● **Task statement**
Return every line below as is, leaving out the pictures.

● **Material provided**
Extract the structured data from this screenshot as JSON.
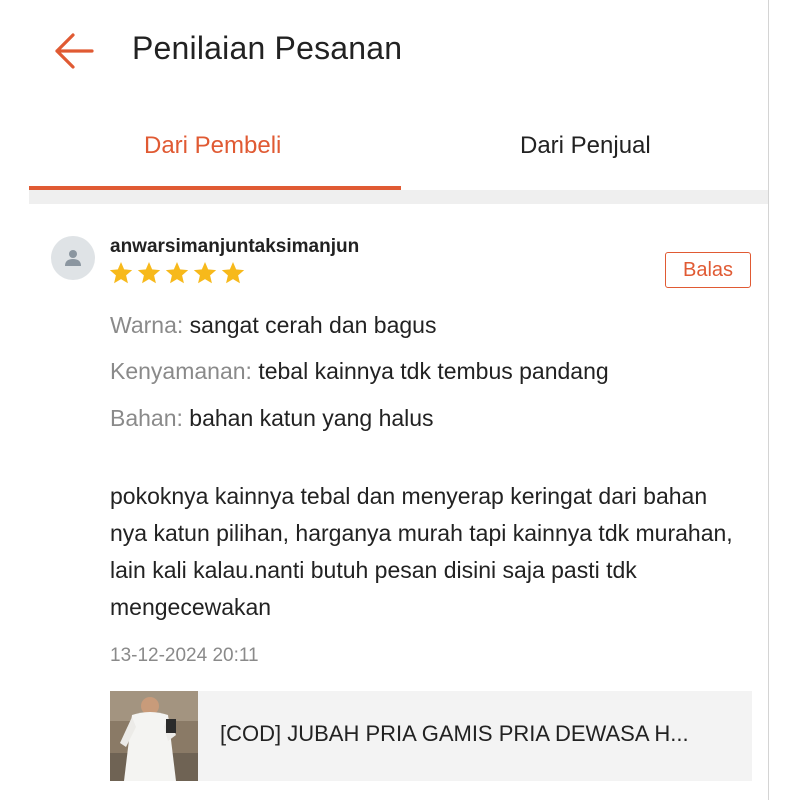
{
  "header": {
    "title": "Penilaian Pesanan",
    "back_icon": "arrow-left-icon"
  },
  "tabs": [
    {
      "label": "Dari Pembeli",
      "active": true
    },
    {
      "label": "Dari Penjual",
      "active": false
    }
  ],
  "colors": {
    "accent": "#e05a33",
    "star": "#f7b91b",
    "muted": "#8a8a8a"
  },
  "review": {
    "username": "anwarsimanjuntaksimanjun",
    "rating": 5,
    "reply_label": "Balas",
    "attributes": [
      {
        "label": "Warna:",
        "value": "sangat cerah dan bagus"
      },
      {
        "label": "Kenyamanan:",
        "value": "tebal kainnya tdk tembus pandang"
      },
      {
        "label": "Bahan:",
        "value": "bahan katun yang halus"
      }
    ],
    "body": "pokoknya kainnya tebal dan menyerap keringat dari bahan nya katun pilihan, harganya murah tapi kainnya tdk murahan, lain kali kalau.nanti butuh pesan disini saja pasti tdk mengecewakan",
    "date": "13-12-2024 20:11"
  },
  "product": {
    "name": "[COD] JUBAH PRIA GAMIS PRIA DEWASA H..."
  }
}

● **Answer to the problem**
Extract the structured data from this screenshot as JSON.
{
  "header": {
    "title": "Penilaian Pesanan",
    "back_icon": "arrow-left-icon"
  },
  "tabs": [
    {
      "label": "Dari Pembeli",
      "active": true
    },
    {
      "label": "Dari Penjual",
      "active": false
    }
  ],
  "colors": {
    "accent": "#e05a33",
    "star": "#f7b91b",
    "muted": "#8a8a8a"
  },
  "review": {
    "username": "anwarsimanjuntaksimanjun",
    "rating": 5,
    "reply_label": "Balas",
    "attributes": [
      {
        "label": "Warna:",
        "value": "sangat cerah dan bagus"
      },
      {
        "label": "Kenyamanan:",
        "value": "tebal kainnya tdk tembus pandang"
      },
      {
        "label": "Bahan:",
        "value": "bahan katun yang halus"
      }
    ],
    "body": "pokoknya kainnya tebal dan menyerap keringat dari bahan nya katun pilihan, harganya murah tapi kainnya tdk murahan, lain kali kalau.nanti butuh pesan disini saja pasti tdk mengecewakan",
    "date": "13-12-2024 20:11"
  },
  "product": {
    "name": "[COD] JUBAH PRIA GAMIS PRIA DEWASA H..."
  }
}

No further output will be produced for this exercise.